Malignant neoplasms (cancer) of the large intestine often develop from polyps.
Colon cancer is one of the leading causes of death throughout the world. As a rule, it starts with a polyp. In the majority of cases, the tumor does not manifest itself, grows slowly and, until it reaches large sizes, asymptomatic. However, cancer of the colon can be prevented, and when detected at an early stage, it is well treated.
Development of colon cancer from polyps
Polyp - tumors on the mucous membrane, abnormal growth of the epithelium. Often, polyps are not malignant, but later can be reborn.
Polyps can be:
- Hyperplastic - such polyps do not lead to cancer;
- Glandularis - these polyps are associated with a high degree of cancer and are considered precancerous;
The higher the size of the polyp, the higher the risk of a malignant tumor. The more polyps, the higher the probability of cancer.
The probability of developing colon cancer also increases when inflammatory bowel disease, for example, with Crohn's disease or nonspecific ulcerative colitis. At the same time changes in tissues lead to the development of dysplasia - the cells are no longer normal, but not cancerous.
Diagnosis of colon cancer
Colon cancer can be asymptomatic. Therefore, even in the absence of symptoms, regular examination is required, since early detection is the key to successful treatment.
In addition to anamnesis and review, the doctor may conduct a series of surveys for the early diagnosis of cancer and polyps.
- Rectangular microscopy. Procedure for the examination of the rectum. The examination can determine polyps, cancer and other pathologies in the sigmoid and rectum. Also, the procedure allows you to make a biopsy (take a sample of tissue) for examination under a microscope.
- Colonoscopy. The procedure allows you to explore the entire colon and rectum, as well as remove polyps and send them to research.
- Irygoscopy An intestinal x-ray with its previous content filling with contrast media with an enema (barium enema with double filling) shows the outline of the intestinal wall to detect the pathology of the colon and rectum.
- CT-colonography.

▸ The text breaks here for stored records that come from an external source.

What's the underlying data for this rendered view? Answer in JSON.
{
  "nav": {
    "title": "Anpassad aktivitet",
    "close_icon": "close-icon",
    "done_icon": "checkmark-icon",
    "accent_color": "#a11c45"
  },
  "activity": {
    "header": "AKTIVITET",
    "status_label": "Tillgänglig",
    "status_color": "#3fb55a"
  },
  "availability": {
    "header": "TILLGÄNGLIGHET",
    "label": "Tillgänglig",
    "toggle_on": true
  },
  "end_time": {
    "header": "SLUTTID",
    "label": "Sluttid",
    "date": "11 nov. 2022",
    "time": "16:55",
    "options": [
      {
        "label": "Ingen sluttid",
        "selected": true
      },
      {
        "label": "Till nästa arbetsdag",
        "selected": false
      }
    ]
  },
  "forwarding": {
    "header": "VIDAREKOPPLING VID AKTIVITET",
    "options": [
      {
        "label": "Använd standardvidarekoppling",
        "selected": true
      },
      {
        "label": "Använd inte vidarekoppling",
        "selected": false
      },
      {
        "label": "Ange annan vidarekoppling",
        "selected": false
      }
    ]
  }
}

A special X-ray examination (also called a virtual colonoscopy) of the entire colon with CT (computer tomography). It takes less time and is less invasive than other types of research. However, when a polyp is detected, it is necessary to conduct a colonoscopy.
To prevent the development of cancer, when detecting polyps in the colon, they should be biopsied and sent to a laboratory for analysis under a microscope.